### EXERCISE DESCRIPTION
Your answer should consist of each line from the data below that contains "Financial".
(EXTRACTED ENTRIES begins)
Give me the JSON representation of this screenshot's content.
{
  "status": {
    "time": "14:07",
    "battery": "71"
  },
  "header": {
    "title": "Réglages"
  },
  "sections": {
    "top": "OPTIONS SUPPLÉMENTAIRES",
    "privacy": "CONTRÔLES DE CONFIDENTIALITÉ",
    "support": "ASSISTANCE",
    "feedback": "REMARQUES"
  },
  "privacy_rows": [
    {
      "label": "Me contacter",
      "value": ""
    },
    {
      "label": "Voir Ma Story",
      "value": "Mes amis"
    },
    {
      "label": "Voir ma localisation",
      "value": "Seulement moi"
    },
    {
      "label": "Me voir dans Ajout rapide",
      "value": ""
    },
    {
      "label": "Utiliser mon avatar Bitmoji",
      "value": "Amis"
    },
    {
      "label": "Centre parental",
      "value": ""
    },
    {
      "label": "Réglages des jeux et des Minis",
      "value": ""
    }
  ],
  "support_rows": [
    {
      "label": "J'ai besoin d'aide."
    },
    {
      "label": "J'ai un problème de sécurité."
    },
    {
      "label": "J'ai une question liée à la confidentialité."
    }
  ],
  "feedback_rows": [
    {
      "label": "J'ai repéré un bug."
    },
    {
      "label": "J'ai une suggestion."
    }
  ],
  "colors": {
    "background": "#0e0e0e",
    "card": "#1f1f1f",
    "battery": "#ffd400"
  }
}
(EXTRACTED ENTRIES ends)
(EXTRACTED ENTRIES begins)
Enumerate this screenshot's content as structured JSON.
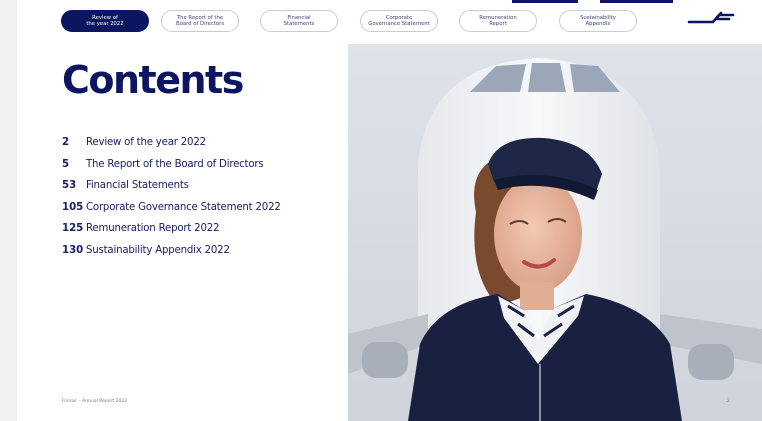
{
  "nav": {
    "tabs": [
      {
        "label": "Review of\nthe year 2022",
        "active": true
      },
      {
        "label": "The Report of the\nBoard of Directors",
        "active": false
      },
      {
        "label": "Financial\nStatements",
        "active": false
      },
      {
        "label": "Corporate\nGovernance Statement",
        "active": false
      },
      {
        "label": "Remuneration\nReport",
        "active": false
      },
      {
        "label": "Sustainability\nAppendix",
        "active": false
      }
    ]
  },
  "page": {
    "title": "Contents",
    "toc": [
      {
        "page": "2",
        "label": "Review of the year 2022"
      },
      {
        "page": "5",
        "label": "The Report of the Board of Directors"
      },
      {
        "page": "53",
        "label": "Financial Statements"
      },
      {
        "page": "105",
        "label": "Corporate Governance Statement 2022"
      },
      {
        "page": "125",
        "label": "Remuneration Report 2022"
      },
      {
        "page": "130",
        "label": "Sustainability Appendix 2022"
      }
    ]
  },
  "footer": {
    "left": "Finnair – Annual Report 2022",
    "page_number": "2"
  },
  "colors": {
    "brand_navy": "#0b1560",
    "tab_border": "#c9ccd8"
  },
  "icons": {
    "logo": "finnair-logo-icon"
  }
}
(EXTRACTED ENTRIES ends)
### TASK RESPONSE
        "label": "Financial\nStatements",
        "label": "Financial Statements"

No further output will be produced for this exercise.